What needs to be done:
Your copy should match the entries below exactly, apart from the images.

--- Data for analysis Enclosed Below ---

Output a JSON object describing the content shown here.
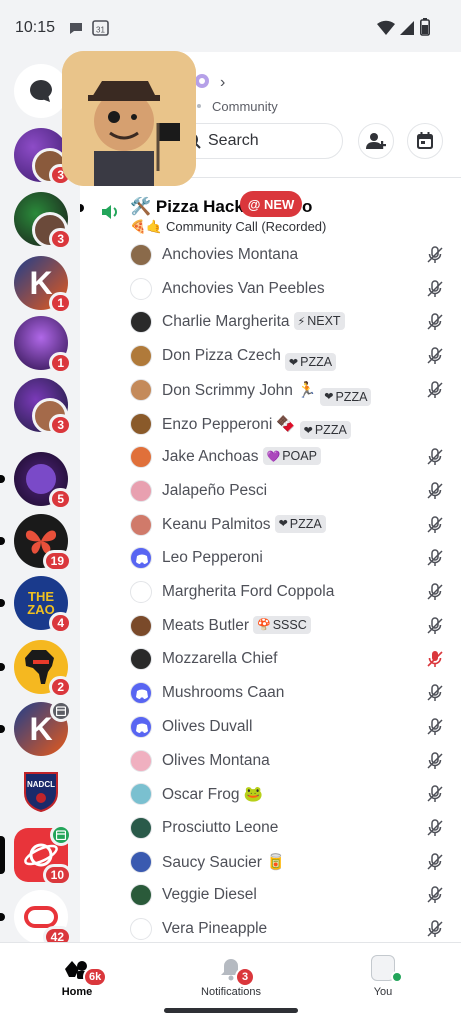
{
  "status_bar": {
    "time": "10:15",
    "calendar_day": "31"
  },
  "servers": [
    {
      "badge": "3"
    },
    {
      "badge": "3"
    },
    {
      "badge": "1"
    },
    {
      "badge": "1"
    },
    {
      "badge": "3"
    },
    {
      "badge": "5"
    },
    {
      "badge": "19"
    },
    {
      "badge": "4"
    },
    {
      "badge": "2"
    },
    {
      "badge": ""
    },
    {
      "badge": ""
    },
    {
      "badge": "10"
    },
    {
      "badge": "42"
    }
  ],
  "server_logos": {
    "zao": "THE ZAO",
    "nadcl": "NADCL",
    "k": "K"
  },
  "header": {
    "chevron": "›",
    "server_subtitle": "Community",
    "search_label": "Search"
  },
  "channel": {
    "name": "🛠️ Pizza Hack",
    "name_tail": "o",
    "subtitle": "🍕🤙 Community Call (Recorded)",
    "new_badge": "@ NEW"
  },
  "members": [
    {
      "name": "Anchovies Montana",
      "tag": "",
      "tag_icon": "",
      "extra": "",
      "mic": "muted"
    },
    {
      "name": "Anchovies Van Peebles",
      "tag": "",
      "tag_icon": "",
      "extra": "",
      "mic": "muted"
    },
    {
      "name": "Charlie Margherita",
      "tag": "NEXT",
      "tag_icon": "⚡",
      "extra": "",
      "mic": "muted"
    },
    {
      "name": "Don Pizza Czech",
      "tag": "PZZA",
      "tag_icon": "❤",
      "extra": "",
      "mic": "muted"
    },
    {
      "name": "Don Scrimmy John",
      "tag": "PZZA",
      "tag_icon": "❤",
      "extra": "🏃",
      "mic": "muted"
    },
    {
      "name": "Enzo Pepperoni",
      "tag": "PZZA",
      "tag_icon": "❤",
      "extra": "🍫",
      "mic": "none"
    },
    {
      "name": "Jake Anchoas",
      "tag": "POAP",
      "tag_icon": "💜",
      "extra": "",
      "mic": "muted"
    },
    {
      "name": "Jalapeño Pesci",
      "tag": "",
      "tag_icon": "",
      "extra": "",
      "mic": "muted"
    },
    {
      "name": "Keanu Palmitos",
      "tag": "PZZA",
      "tag_icon": "❤",
      "extra": "",
      "mic": "muted"
    },
    {
      "name": "Leo Pepperoni",
      "tag": "",
      "tag_icon": "",
      "extra": "",
      "mic": "muted"
    },
    {
      "name": "Margherita Ford Coppola",
      "tag": "",
      "tag_icon": "",
      "extra": "",
      "mic": "muted"
    },
    {
      "name": "Meats Butler",
      "tag": "SSSC",
      "tag_icon": "🍄",
      "extra": "",
      "mic": "muted"
    },
    {
      "name": "Mozzarella Chief",
      "tag": "",
      "tag_icon": "",
      "extra": "",
      "mic": "server-muted"
    },
    {
      "name": "Mushrooms Caan",
      "tag": "",
      "tag_icon": "",
      "extra": "",
      "mic": "muted"
    },
    {
      "name": "Olives Duvall",
      "tag": "",
      "tag_icon": "",
      "extra": "",
      "mic": "muted"
    },
    {
      "name": "Olives Montana",
      "tag": "",
      "tag_icon": "",
      "extra": "",
      "mic": "muted"
    },
    {
      "name": "Oscar Frog",
      "tag": "",
      "tag_icon": "",
      "extra": "🐸",
      "mic": "muted"
    },
    {
      "name": "Prosciutto Leone",
      "tag": "",
      "tag_icon": "",
      "extra": "",
      "mic": "muted"
    },
    {
      "name": "Saucy Saucier",
      "tag": "",
      "tag_icon": "",
      "extra": "🥫",
      "mic": "muted"
    },
    {
      "name": "Veggie Diesel",
      "tag": "",
      "tag_icon": "",
      "extra": "",
      "mic": "muted"
    },
    {
      "name": "Vera Pineapple",
      "tag": "",
      "tag_icon": "",
      "extra": "",
      "mic": "muted"
    }
  ],
  "bottom_nav": {
    "home": {
      "label": "Home",
      "badge": "6k"
    },
    "notifications": {
      "label": "Notifications",
      "badge": "3"
    },
    "you": {
      "label": "You"
    }
  },
  "colors": {
    "accent_red": "#da373c",
    "blurple": "#5865f2",
    "voice_green": "#23a55a",
    "server_mute_red": "#da373c"
  }
}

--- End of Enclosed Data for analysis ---

Answer area:
Output a JSON object describing the content shown here.
{
  "status_bar": {
    "time": "10:15",
    "calendar_day": "31"
  },
  "servers": [
    {
      "badge": "3"
    },
    {
      "badge": "3"
    },
    {
      "badge": "1"
    },
    {
      "badge": "1"
    },
    {
      "badge": "3"
    },
    {
      "badge": "5"
    },
    {
      "badge": "19"
    },
    {
      "badge": "4"
    },
    {
      "badge": "2"
    },
    {
      "badge": ""
    },
    {
      "badge": ""
    },
    {
      "badge": "10"
    },
    {
      "badge": "42"
    }
  ],
  "server_logos": {
    "zao": "THE ZAO",
    "nadcl": "NADCL",
    "k": "K"
  },
  "header": {
    "chevron": "›",
    "server_subtitle": "Community",
    "search_label": "Search"
  },
  "channel": {
    "name": "🛠️ Pizza Hack",
    "name_tail": "o",
    "subtitle": "🍕🤙 Community Call (Recorded)",
    "new_badge": "@ NEW"
  },
  "members": [
    {
      "name": "Anchovies Montana",
      "tag": "",
      "tag_icon": "",
      "extra": "",
      "mic": "muted"
    },
    {
      "name": "Anchovies Van Peebles",
      "tag": "",
      "tag_icon": "",
      "extra": "",
      "mic": "muted"
    },
    {
      "name": "Charlie Margherita",
      "tag": "NEXT",
      "tag_icon": "⚡",
      "extra": "",
      "mic": "muted"
    },
    {
      "name": "Don Pizza Czech",
      "tag": "PZZA",
      "tag_icon": "❤",
      "extra": "",
      "mic": "muted"
    },
    {
      "name": "Don Scrimmy John",
      "tag": "PZZA",
      "tag_icon": "❤",
      "extra": "🏃",
      "mic": "muted"
    },
    {
      "name": "Enzo Pepperoni",
      "tag": "PZZA",
      "tag_icon": "❤",
      "extra": "🍫",
      "mic": "none"
    },
    {
      "name": "Jake Anchoas",
      "tag": "POAP",
      "tag_icon": "💜",
      "extra": "",
      "mic": "muted"
    },
    {
      "name": "Jalapeño Pesci",
      "tag": "",
      "tag_icon": "",
      "extra": "",
      "mic": "muted"
    },
    {
      "name": "Keanu Palmitos",
      "tag": "PZZA",
      "tag_icon": "❤",
      "extra": "",
      "mic": "muted"
    },
    {
      "name": "Leo Pepperoni",
      "tag": "",
      "tag_icon": "",
      "extra": "",
      "mic": "muted"
    },
    {
      "name": "Margherita Ford Coppola",
      "tag": "",
      "tag_icon": "",
      "extra": "",
      "mic": "muted"
    },
    {
      "name": "Meats Butler",
      "tag": "SSSC",
      "tag_icon": "🍄",
      "extra": "",
      "mic": "muted"
    },
    {
      "name": "Mozzarella Chief",
      "tag": "",
      "tag_icon": "",
      "extra": "",
      "mic": "server-muted"
    },
    {
      "name": "Mushrooms Caan",
      "tag": "",
      "tag_icon": "",
      "extra": "",
      "mic": "muted"
    },
    {
      "name": "Olives Duvall",
      "tag": "",
      "tag_icon": "",
      "extra": "",
      "mic": "muted"
    },
    {
      "name": "Olives Montana",
      "tag": "",
      "tag_icon": "",
      "extra": "",
      "mic": "muted"
    },
    {
      "name": "Oscar Frog",
      "tag": "",
      "tag_icon": "",
      "extra": "🐸",
      "mic": "muted"
    },
    {
      "name": "Prosciutto Leone",
      "tag": "",
      "tag_icon": "",
      "extra": "",
      "mic": "muted"
    },
    {
      "name": "Saucy Saucier",
      "tag": "",
      "tag_icon": "",
      "extra": "🥫",
      "mic": "muted"
    },
    {
      "name": "Veggie Diesel",
      "tag": "",
      "tag_icon": "",
      "extra": "",
      "mic": "muted"
    },
    {
      "name": "Vera Pineapple",
      "tag": "",
      "tag_icon": "",
      "extra": "",
      "mic": "muted"
    }
  ],
  "bottom_nav": {
    "home": {
      "label": "Home",
      "badge": "6k"
    },
    "notifications": {
      "label": "Notifications",
      "badge": "3"
    },
    "you": {
      "label": "You"
    }
  },
  "colors": {
    "accent_red": "#da373c",
    "blurple": "#5865f2",
    "voice_green": "#23a55a",
    "server_mute_red": "#da373c"
  }
}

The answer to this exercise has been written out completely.